Records from a data collection
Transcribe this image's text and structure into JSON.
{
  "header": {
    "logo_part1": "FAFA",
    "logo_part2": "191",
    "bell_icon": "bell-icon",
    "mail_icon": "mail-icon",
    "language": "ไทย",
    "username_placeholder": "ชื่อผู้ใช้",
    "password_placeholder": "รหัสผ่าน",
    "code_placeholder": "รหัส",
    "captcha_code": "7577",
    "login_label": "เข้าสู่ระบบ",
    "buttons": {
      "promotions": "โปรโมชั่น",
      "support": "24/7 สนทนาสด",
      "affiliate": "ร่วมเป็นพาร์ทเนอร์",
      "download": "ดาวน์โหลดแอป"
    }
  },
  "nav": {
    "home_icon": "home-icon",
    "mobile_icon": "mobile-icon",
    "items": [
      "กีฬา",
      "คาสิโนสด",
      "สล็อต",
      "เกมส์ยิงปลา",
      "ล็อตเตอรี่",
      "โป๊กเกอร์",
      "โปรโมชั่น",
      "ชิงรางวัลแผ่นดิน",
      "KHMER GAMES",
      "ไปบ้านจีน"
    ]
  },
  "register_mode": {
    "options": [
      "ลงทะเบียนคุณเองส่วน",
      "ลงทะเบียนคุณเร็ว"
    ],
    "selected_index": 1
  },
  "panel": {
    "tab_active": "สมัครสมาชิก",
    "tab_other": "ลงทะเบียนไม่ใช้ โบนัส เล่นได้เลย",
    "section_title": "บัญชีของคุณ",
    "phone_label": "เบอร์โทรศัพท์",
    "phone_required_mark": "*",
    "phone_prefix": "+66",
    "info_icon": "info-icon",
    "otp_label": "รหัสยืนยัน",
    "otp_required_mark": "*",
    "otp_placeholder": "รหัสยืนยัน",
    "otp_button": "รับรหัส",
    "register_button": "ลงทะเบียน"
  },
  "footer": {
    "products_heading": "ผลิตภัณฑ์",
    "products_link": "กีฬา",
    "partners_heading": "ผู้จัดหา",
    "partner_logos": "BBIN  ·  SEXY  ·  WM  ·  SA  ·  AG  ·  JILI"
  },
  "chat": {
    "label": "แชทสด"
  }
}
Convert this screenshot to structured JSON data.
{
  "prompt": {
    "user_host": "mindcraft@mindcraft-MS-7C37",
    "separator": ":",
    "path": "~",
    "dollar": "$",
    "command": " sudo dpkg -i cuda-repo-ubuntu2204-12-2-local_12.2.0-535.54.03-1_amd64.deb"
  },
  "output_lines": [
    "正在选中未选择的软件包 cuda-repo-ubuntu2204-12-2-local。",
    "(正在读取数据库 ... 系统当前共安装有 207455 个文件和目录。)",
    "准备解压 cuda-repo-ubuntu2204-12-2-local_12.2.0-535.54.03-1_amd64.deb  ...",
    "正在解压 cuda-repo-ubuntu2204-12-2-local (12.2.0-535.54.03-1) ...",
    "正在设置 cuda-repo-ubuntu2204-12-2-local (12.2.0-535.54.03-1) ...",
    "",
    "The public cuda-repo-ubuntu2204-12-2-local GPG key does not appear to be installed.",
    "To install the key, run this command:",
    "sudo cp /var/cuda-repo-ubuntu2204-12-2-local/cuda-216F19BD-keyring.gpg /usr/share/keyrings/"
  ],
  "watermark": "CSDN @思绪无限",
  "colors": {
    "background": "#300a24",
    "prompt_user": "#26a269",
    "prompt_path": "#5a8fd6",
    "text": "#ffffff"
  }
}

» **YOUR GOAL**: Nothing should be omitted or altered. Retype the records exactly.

» **WRITTEN ANSWER**:
Transcribe this image's text and structure into JSON.
{
  "header": {
    "logo_part1": "FAFA",
    "logo_part2": "191",
    "bell_icon": "bell-icon",
    "mail_icon": "mail-icon",
    "language": "ไทย",
    "username_placeholder": "ชื่อผู้ใช้",
    "password_placeholder": "รหัสผ่าน",
    "code_placeholder": "รหัส",
    "captcha_code": "7577",
    "login_label": "เข้าสู่ระบบ",
    "buttons": {
      "promotions": "โปรโมชั่น",
      "support": "24/7 สนทนาสด",
      "affiliate": "ร่วมเป็นพาร์ทเนอร์",
      "download": "ดาวน์โหลดแอป"
    }
  },
  "nav": {
    "home_icon": "home-icon",
    "mobile_icon": "mobile-icon",
    "items": [
      "กีฬา",
      "คาสิโนสด",
      "สล็อต",
      "เกมส์ยิงปลา",
      "ล็อตเตอรี่",
      "โป๊กเกอร์",
      "โปรโมชั่น",
      "ชิงรางวัลแผ่นดิน",
      "KHMER GAMES",
      "ไปบ้านจีน"
    ]
  },
  "register_mode": {
    "options": [
      "ลงทะเบียนคุณเองส่วน",
      "ลงทะเบียนคุณเร็ว"
    ],
    "selected_index": 1
  },
  "panel": {
    "tab_active": "สมัครสมาชิก",
    "tab_other": "ลงทะเบียนไม่ใช้ โบนัส เล่นได้เลย",
    "section_title": "บัญชีของคุณ",
    "phone_label": "เบอร์โทรศัพท์",
    "phone_required_mark": "*",
    "phone_prefix": "+66",
    "info_icon": "info-icon",
    "otp_label": "รหัสยืนยัน",
    "otp_required_mark": "*",
    "otp_placeholder": "รหัสยืนยัน",
    "otp_button": "รับรหัส",
    "register_button": "ลงทะเบียน"
  },
  "footer": {
    "products_heading": "ผลิตภัณฑ์",
    "products_link": "กีฬา",
    "partners_heading": "ผู้จัดหา",
    "partner_logos": "BBIN  ·  SEXY  ·  WM  ·  SA  ·  AG  ·  JILI"
  },
  "chat": {
    "label": "แชทสด"
  }
}
Convert this screenshot to structured JSON data.
{
  "prompt": {
    "user_host": "mindcraft@mindcraft-MS-7C37",
    "separator": ":",
    "path": "~",
    "dollar": "$",
    "command": " sudo dpkg -i cuda-repo-ubuntu2204-12-2-local_12.2.0-535.54.03-1_amd64.deb"
  },
  "output_lines": [
    "正在选中未选择的软件包 cuda-repo-ubuntu2204-12-2-local。",
    "(正在读取数据库 ... 系统当前共安装有 207455 个文件和目录。)",
    "准备解压 cuda-repo-ubuntu2204-12-2-local_12.2.0-535.54.03-1_amd64.deb  ...",
    "正在解压 cuda-repo-ubuntu2204-12-2-local (12.2.0-535.54.03-1) ...",
    "正在设置 cuda-repo-ubuntu2204-12-2-local (12.2.0-535.54.03-1) ...",
    "",
    "The public cuda-repo-ubuntu2204-12-2-local GPG key does not appear to be installed.",
    "To install the key, run this command:",
    "sudo cp /var/cuda-repo-ubuntu2204-12-2-local/cuda-216F19BD-keyring.gpg /usr/share/keyrings/"
  ],
  "watermark": "CSDN @思绪无限",
  "colors": {
    "background": "#300a24",
    "prompt_user": "#26a269",
    "prompt_path": "#5a8fd6",
    "text": "#ffffff"
  }
}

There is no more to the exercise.